(Beginning of SOURCE DATA)

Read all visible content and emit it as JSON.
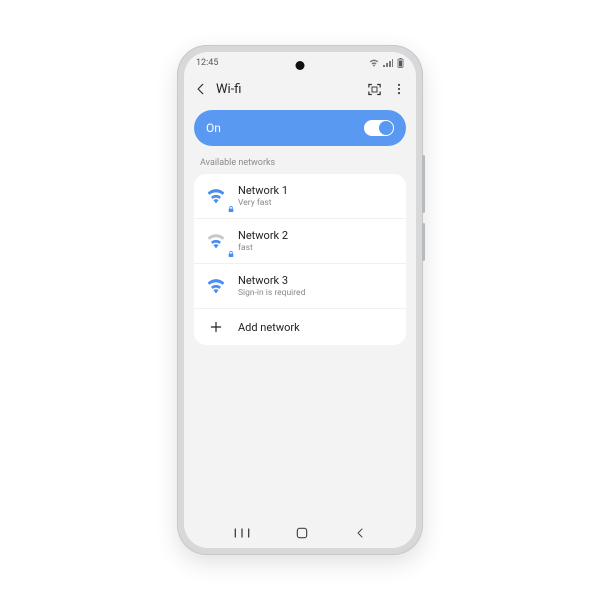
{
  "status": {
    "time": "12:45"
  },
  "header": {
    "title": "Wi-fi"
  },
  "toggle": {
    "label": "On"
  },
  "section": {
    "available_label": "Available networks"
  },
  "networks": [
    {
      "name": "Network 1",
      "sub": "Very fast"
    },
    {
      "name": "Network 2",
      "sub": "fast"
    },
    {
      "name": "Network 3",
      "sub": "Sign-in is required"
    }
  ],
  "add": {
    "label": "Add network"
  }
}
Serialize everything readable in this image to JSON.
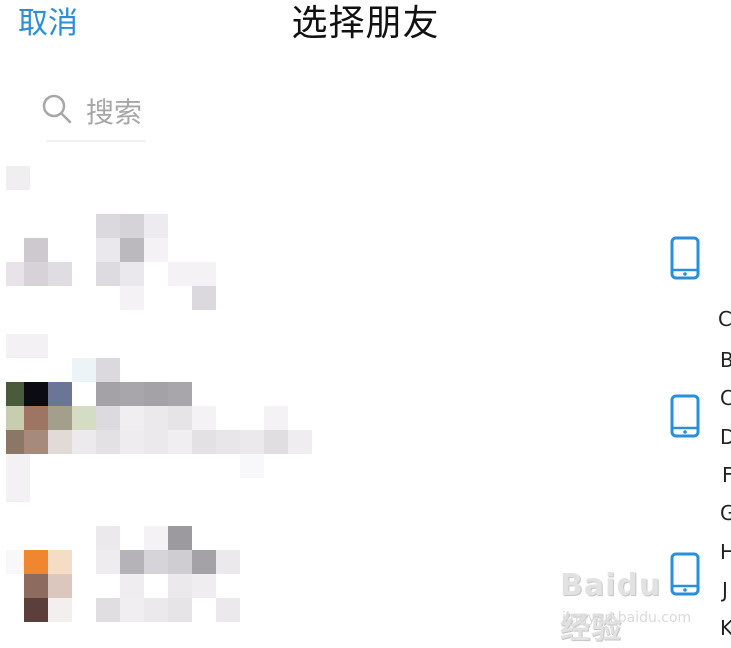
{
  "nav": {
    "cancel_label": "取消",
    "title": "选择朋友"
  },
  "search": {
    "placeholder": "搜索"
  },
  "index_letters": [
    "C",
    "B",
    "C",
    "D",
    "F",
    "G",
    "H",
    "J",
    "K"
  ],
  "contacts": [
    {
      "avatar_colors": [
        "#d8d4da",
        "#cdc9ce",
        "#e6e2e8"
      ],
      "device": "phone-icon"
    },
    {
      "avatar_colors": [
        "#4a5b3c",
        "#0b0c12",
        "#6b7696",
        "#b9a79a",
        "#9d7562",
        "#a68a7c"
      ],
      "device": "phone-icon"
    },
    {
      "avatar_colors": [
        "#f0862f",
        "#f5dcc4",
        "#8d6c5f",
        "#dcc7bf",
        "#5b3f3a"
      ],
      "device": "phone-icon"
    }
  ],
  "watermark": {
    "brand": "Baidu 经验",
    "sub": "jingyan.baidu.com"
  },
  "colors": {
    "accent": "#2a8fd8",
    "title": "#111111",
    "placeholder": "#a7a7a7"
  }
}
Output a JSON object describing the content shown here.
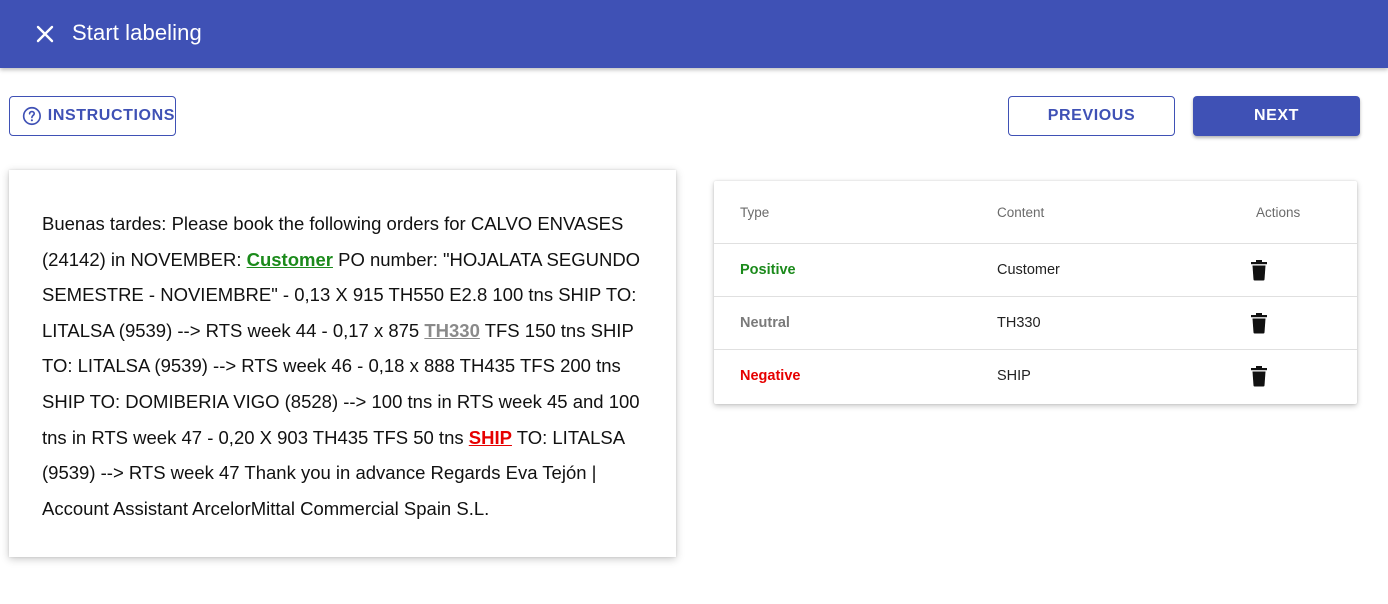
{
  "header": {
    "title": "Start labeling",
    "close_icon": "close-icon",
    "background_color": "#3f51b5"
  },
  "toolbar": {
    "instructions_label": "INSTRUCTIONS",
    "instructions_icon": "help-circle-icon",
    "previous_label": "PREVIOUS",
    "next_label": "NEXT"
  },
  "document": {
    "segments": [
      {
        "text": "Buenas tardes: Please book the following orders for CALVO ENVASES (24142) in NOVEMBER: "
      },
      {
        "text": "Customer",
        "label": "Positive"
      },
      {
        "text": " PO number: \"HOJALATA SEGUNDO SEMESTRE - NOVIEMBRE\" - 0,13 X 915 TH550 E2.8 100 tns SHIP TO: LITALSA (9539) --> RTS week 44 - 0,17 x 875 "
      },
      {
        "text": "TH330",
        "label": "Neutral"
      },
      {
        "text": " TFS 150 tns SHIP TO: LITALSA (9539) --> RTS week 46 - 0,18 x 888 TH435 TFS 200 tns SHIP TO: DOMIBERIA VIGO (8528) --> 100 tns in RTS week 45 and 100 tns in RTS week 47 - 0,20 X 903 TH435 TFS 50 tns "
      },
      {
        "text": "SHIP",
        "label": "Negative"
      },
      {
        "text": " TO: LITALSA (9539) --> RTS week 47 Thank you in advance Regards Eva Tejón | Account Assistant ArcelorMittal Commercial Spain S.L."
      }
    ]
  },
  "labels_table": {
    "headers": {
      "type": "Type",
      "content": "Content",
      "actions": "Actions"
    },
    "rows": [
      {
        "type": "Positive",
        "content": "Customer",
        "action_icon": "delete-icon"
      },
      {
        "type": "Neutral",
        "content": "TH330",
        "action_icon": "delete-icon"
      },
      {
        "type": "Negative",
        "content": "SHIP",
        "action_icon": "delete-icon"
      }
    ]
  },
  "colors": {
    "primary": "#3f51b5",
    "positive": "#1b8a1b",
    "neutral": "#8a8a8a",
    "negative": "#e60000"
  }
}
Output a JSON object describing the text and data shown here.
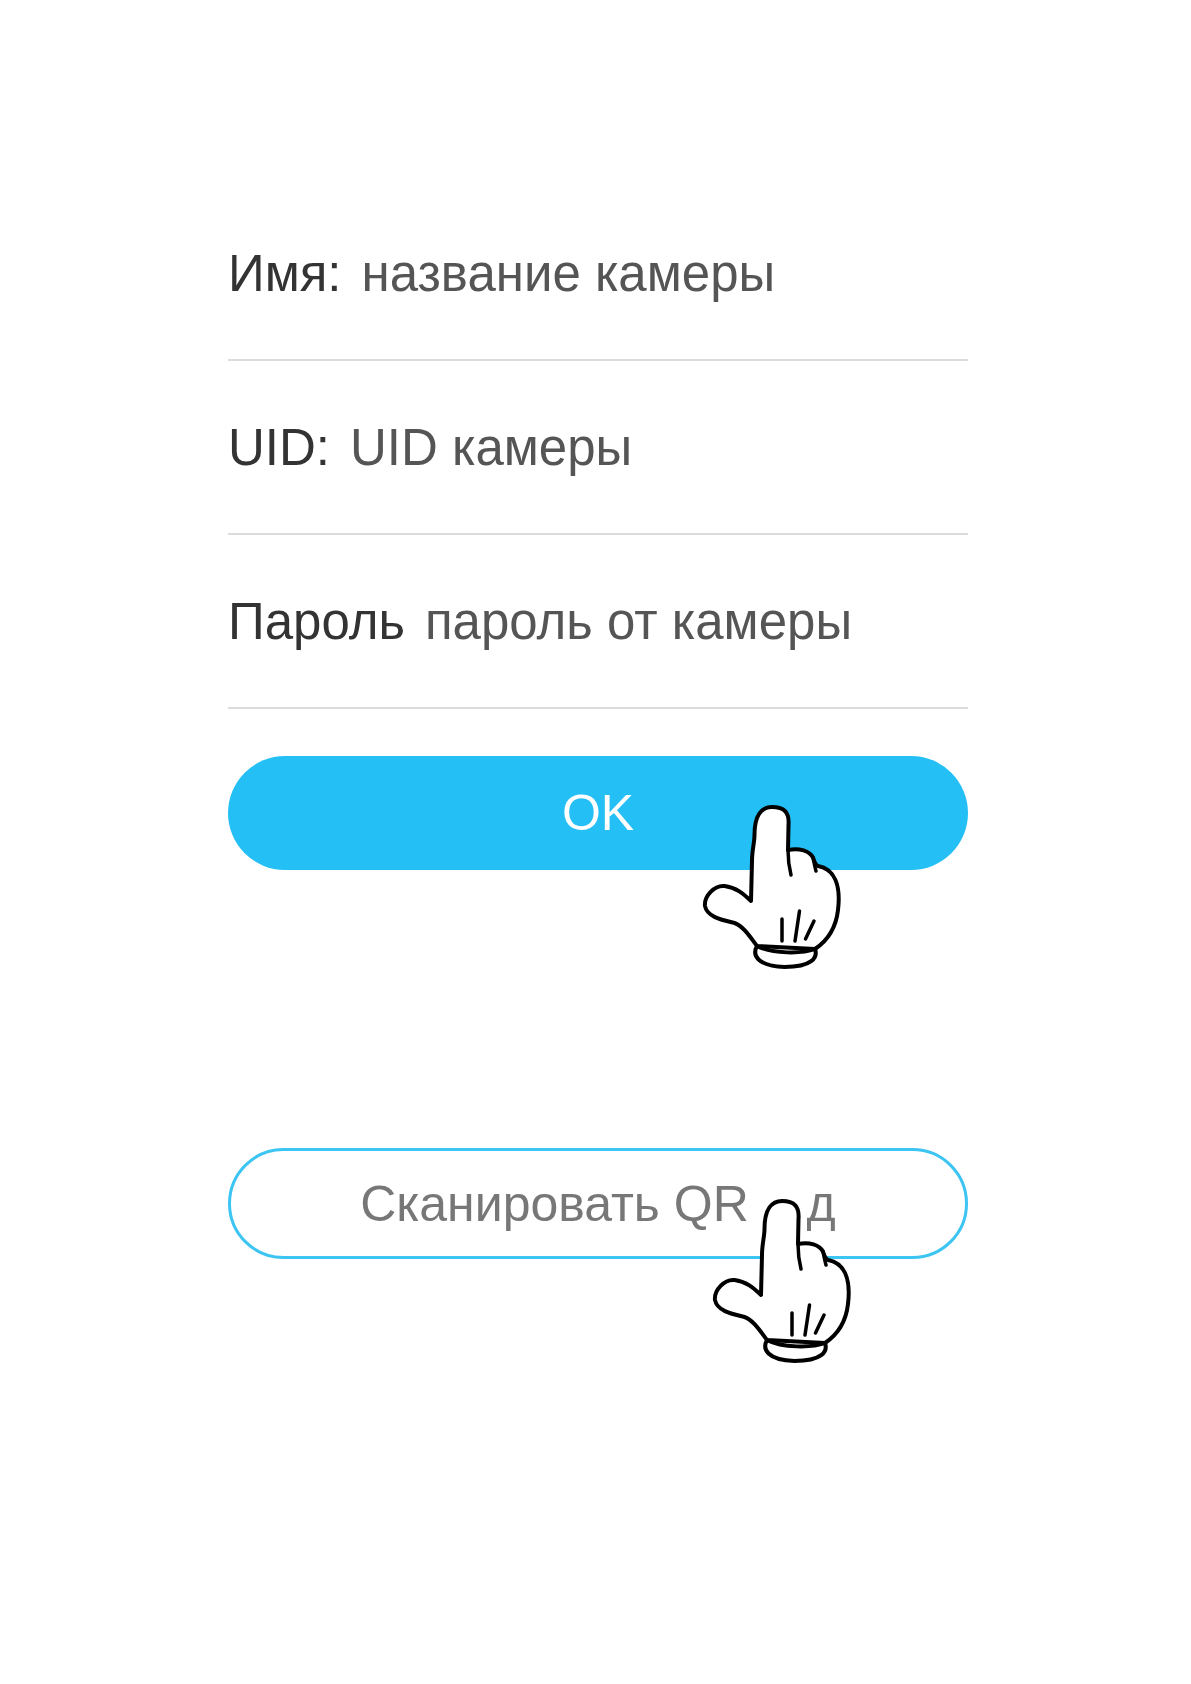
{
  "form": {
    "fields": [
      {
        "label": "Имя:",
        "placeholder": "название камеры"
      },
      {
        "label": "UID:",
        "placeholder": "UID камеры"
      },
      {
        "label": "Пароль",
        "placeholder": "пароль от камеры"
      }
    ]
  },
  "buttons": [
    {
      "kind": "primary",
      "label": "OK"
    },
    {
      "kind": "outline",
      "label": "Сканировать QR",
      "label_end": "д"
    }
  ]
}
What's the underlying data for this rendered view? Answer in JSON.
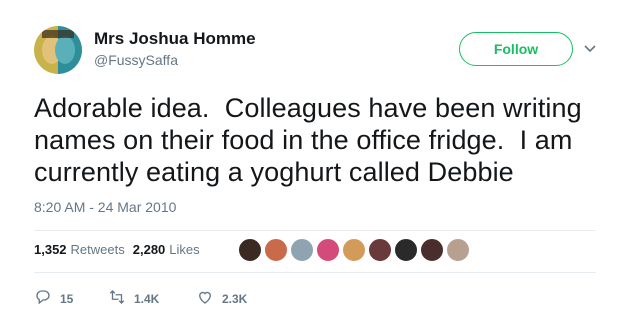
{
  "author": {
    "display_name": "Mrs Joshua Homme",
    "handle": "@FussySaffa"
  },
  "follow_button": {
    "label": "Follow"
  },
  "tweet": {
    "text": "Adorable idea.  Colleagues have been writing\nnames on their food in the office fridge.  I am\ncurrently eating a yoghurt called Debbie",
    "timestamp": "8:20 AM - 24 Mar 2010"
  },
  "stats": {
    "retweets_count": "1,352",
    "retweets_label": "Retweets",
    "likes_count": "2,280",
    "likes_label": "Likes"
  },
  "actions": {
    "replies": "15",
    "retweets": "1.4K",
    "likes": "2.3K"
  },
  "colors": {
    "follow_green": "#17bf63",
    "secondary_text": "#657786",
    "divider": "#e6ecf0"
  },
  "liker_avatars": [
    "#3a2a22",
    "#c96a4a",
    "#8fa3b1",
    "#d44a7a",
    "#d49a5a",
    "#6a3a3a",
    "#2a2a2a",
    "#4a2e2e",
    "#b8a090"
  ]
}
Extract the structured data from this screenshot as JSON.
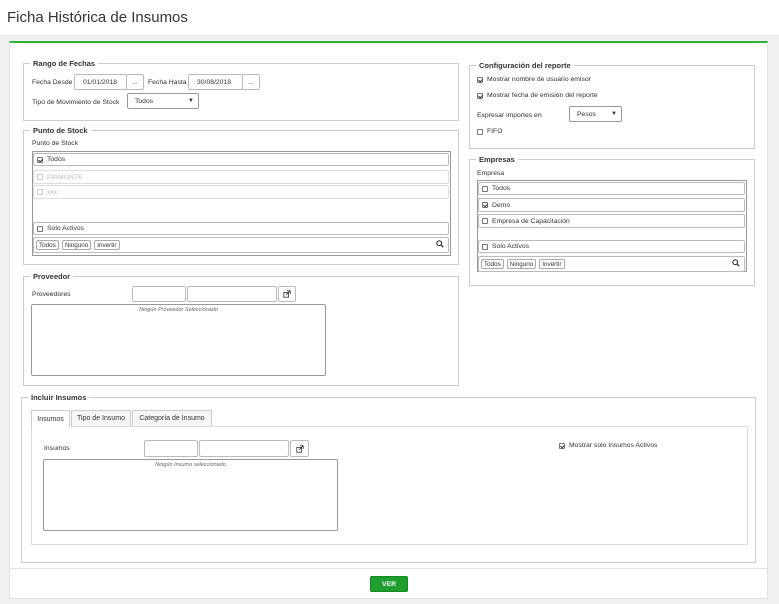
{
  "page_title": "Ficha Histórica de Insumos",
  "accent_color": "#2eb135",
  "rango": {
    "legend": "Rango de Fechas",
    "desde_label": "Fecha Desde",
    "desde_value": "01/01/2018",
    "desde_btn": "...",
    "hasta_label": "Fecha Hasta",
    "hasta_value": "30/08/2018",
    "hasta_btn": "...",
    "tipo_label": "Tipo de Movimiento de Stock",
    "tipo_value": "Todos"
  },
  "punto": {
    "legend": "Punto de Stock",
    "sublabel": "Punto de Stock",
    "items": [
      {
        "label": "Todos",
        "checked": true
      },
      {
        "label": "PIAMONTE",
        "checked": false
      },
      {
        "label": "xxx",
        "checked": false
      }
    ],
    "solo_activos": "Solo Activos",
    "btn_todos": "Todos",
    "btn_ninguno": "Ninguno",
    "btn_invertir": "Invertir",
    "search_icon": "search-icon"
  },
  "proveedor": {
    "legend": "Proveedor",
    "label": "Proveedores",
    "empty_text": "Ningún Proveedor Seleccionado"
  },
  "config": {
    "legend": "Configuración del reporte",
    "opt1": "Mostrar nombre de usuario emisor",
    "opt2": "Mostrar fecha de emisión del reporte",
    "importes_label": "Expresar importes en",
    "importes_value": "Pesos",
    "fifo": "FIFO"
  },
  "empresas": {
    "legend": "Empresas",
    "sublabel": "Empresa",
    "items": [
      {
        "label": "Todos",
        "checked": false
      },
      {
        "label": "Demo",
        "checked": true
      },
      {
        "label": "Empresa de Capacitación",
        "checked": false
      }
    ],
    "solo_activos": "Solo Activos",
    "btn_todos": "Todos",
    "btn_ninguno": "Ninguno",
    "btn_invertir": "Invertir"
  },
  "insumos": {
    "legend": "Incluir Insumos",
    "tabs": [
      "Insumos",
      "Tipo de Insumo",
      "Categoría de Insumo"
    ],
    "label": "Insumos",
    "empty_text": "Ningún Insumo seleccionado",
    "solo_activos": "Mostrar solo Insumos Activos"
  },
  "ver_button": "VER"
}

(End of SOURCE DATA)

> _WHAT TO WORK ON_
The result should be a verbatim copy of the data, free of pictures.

> _SOLUTION_
Read all visible content and emit it as JSON.
{
  "status": {
    "time": "12:45"
  },
  "header": {
    "title": "Wi-fi"
  },
  "toggle": {
    "label": "On"
  },
  "section": {
    "available_label": "Available networks"
  },
  "networks": [
    {
      "name": "Network 1",
      "sub": "Very fast"
    },
    {
      "name": "Network 2",
      "sub": "fast"
    },
    {
      "name": "Network 3",
      "sub": "Sign-in is required"
    }
  ],
  "add": {
    "label": "Add network"
  }
}
Serialize everything readable in this image to JSON.
{
  "nav": {
    "cancel_label": "取消",
    "title": "选择朋友"
  },
  "search": {
    "placeholder": "搜索"
  },
  "index_letters": [
    "C",
    "B",
    "C",
    "D",
    "F",
    "G",
    "H",
    "J",
    "K"
  ],
  "contacts": [
    {
      "avatar_colors": [
        "#d8d4da",
        "#cdc9ce",
        "#e6e2e8"
      ],
      "device": "phone-icon"
    },
    {
      "avatar_colors": [
        "#4a5b3c",
        "#0b0c12",
        "#6b7696",
        "#b9a79a",
        "#9d7562",
        "#a68a7c"
      ],
      "device": "phone-icon"
    },
    {
      "avatar_colors": [
        "#f0862f",
        "#f5dcc4",
        "#8d6c5f",
        "#dcc7bf",
        "#5b3f3a"
      ],
      "device": "phone-icon"
    }
  ],
  "watermark": {
    "brand": "Baidu 经验",
    "sub": "jingyan.baidu.com"
  },
  "colors": {
    "accent": "#2a8fd8",
    "title": "#111111",
    "placeholder": "#a7a7a7"
  }
}
Output a JSON object describing the content shown here.
{
  "header": {
    "title": "Start labeling",
    "close_icon": "close-icon",
    "background_color": "#3f51b5"
  },
  "toolbar": {
    "instructions_label": "INSTRUCTIONS",
    "instructions_icon": "help-circle-icon",
    "previous_label": "PREVIOUS",
    "next_label": "NEXT"
  },
  "document": {
    "segments": [
      {
        "text": "Buenas tardes: Please book the following orders for CALVO ENVASES (24142) in NOVEMBER: "
      },
      {
        "text": "Customer",
        "label": "Positive"
      },
      {
        "text": " PO number: \"HOJALATA SEGUNDO SEMESTRE - NOVIEMBRE\" - 0,13 X 915 TH550 E2.8 100 tns SHIP TO: LITALSA (9539) --> RTS week 44 - 0,17 x 875 "
      },
      {
        "text": "TH330",
        "label": "Neutral"
      },
      {
        "text": " TFS 150 tns SHIP TO: LITALSA (9539) --> RTS week 46 - 0,18 x 888 TH435 TFS 200 tns SHIP TO: DOMIBERIA VIGO (8528) --> 100 tns in RTS week 45 and 100 tns in RTS week 47 - 0,20 X 903 TH435 TFS 50 tns "
      },
      {
        "text": "SHIP",
        "label": "Negative"
      },
      {
        "text": " TO: LITALSA (9539) --> RTS week 47 Thank you in advance Regards Eva Tejón | Account Assistant ArcelorMittal Commercial Spain S.L."
      }
    ]
  },
  "labels_table": {
    "headers": {
      "type": "Type",
      "content": "Content",
      "actions": "Actions"
    },
    "rows": [
      {
        "type": "Positive",
        "content": "Customer",
        "action_icon": "delete-icon"
      },
      {
        "type": "Neutral",
        "content": "TH330",
        "action_icon": "delete-icon"
      },
      {
        "type": "Negative",
        "content": "SHIP",
        "action_icon": "delete-icon"
      }
    ]
  },
  "colors": {
    "primary": "#3f51b5",
    "positive": "#1b8a1b",
    "neutral": "#8a8a8a",
    "negative": "#e60000"
  }
}
Output a JSON object describing the text and data shown here.
{
  "form": {
    "fields": [
      {
        "label": "Имя:",
        "placeholder": "название камеры"
      },
      {
        "label": "UID:",
        "placeholder": "UID камеры"
      },
      {
        "label": "Пароль",
        "placeholder": "пароль от камеры"
      }
    ]
  },
  "buttons": [
    {
      "kind": "primary",
      "label": "OK"
    },
    {
      "kind": "outline",
      "label": "Сканировать QR",
      "label_end": "д"
    }
  ]
}
What's the underlying data for this rendered view? Answer in JSON.
{
  "author": {
    "display_name": "Mrs Joshua Homme",
    "handle": "@FussySaffa"
  },
  "follow_button": {
    "label": "Follow"
  },
  "tweet": {
    "text": "Adorable idea.  Colleagues have been writing\nnames on their food in the office fridge.  I am\ncurrently eating a yoghurt called Debbie",
    "timestamp": "8:20 AM - 24 Mar 2010"
  },
  "stats": {
    "retweets_count": "1,352",
    "retweets_label": "Retweets",
    "likes_count": "2,280",
    "likes_label": "Likes"
  },
  "actions": {
    "replies": "15",
    "retweets": "1.4K",
    "likes": "2.3K"
  },
  "colors": {
    "follow_green": "#17bf63",
    "secondary_text": "#657786",
    "divider": "#e6ecf0"
  },
  "liker_avatars": [
    "#3a2a22",
    "#c96a4a",
    "#8fa3b1",
    "#d44a7a",
    "#d49a5a",
    "#6a3a3a",
    "#2a2a2a",
    "#4a2e2e",
    "#b8a090"
  ]
}
Extract the structured data from this screenshot as JSON.
{
  "page_title": "Ficha Histórica de Insumos",
  "accent_color": "#2eb135",
  "rango": {
    "legend": "Rango de Fechas",
    "desde_label": "Fecha Desde",
    "desde_value": "01/01/2018",
    "desde_btn": "...",
    "hasta_label": "Fecha Hasta",
    "hasta_value": "30/08/2018",
    "hasta_btn": "...",
    "tipo_label": "Tipo de Movimiento de Stock",
    "tipo_value": "Todos"
  },
  "punto": {
    "legend": "Punto de Stock",
    "sublabel": "Punto de Stock",
    "items": [
      {
        "label": "Todos",
        "checked": true
      },
      {
        "label": "PIAMONTE",
        "checked": false
      },
      {
        "label": "xxx",
        "checked": false
      }
    ],
    "solo_activos": "Solo Activos",
    "btn_todos": "Todos",
    "btn_ninguno": "Ninguno",
    "btn_invertir": "Invertir",
    "search_icon": "search-icon"
  },
  "proveedor": {
    "legend": "Proveedor",
    "label": "Proveedores",
    "empty_text": "Ningún Proveedor Seleccionado"
  },
  "config": {
    "legend": "Configuración del reporte",
    "opt1": "Mostrar nombre de usuario emisor",
    "opt2": "Mostrar fecha de emisión del reporte",
    "importes_label": "Expresar importes en",
    "importes_value": "Pesos",
    "fifo": "FIFO"
  },
  "empresas": {
    "legend": "Empresas",
    "sublabel": "Empresa",
    "items": [
      {
        "label": "Todos",
        "checked": false
      },
      {
        "label": "Demo",
        "checked": true
      },
      {
        "label": "Empresa de Capacitación",
        "checked": false
      }
    ],
    "solo_activos": "Solo Activos",
    "btn_todos": "Todos",
    "btn_ninguno": "Ninguno",
    "btn_invertir": "Invertir"
  },
  "insumos": {
    "legend": "Incluir Insumos",
    "tabs": [
      "Insumos",
      "Tipo de Insumo",
      "Categoría de Insumo"
    ],
    "label": "Insumos",
    "empty_text": "Ningún Insumo seleccionado",
    "solo_activos": "Mostrar solo Insumos Activos"
  },
  "ver_button": "VER"
}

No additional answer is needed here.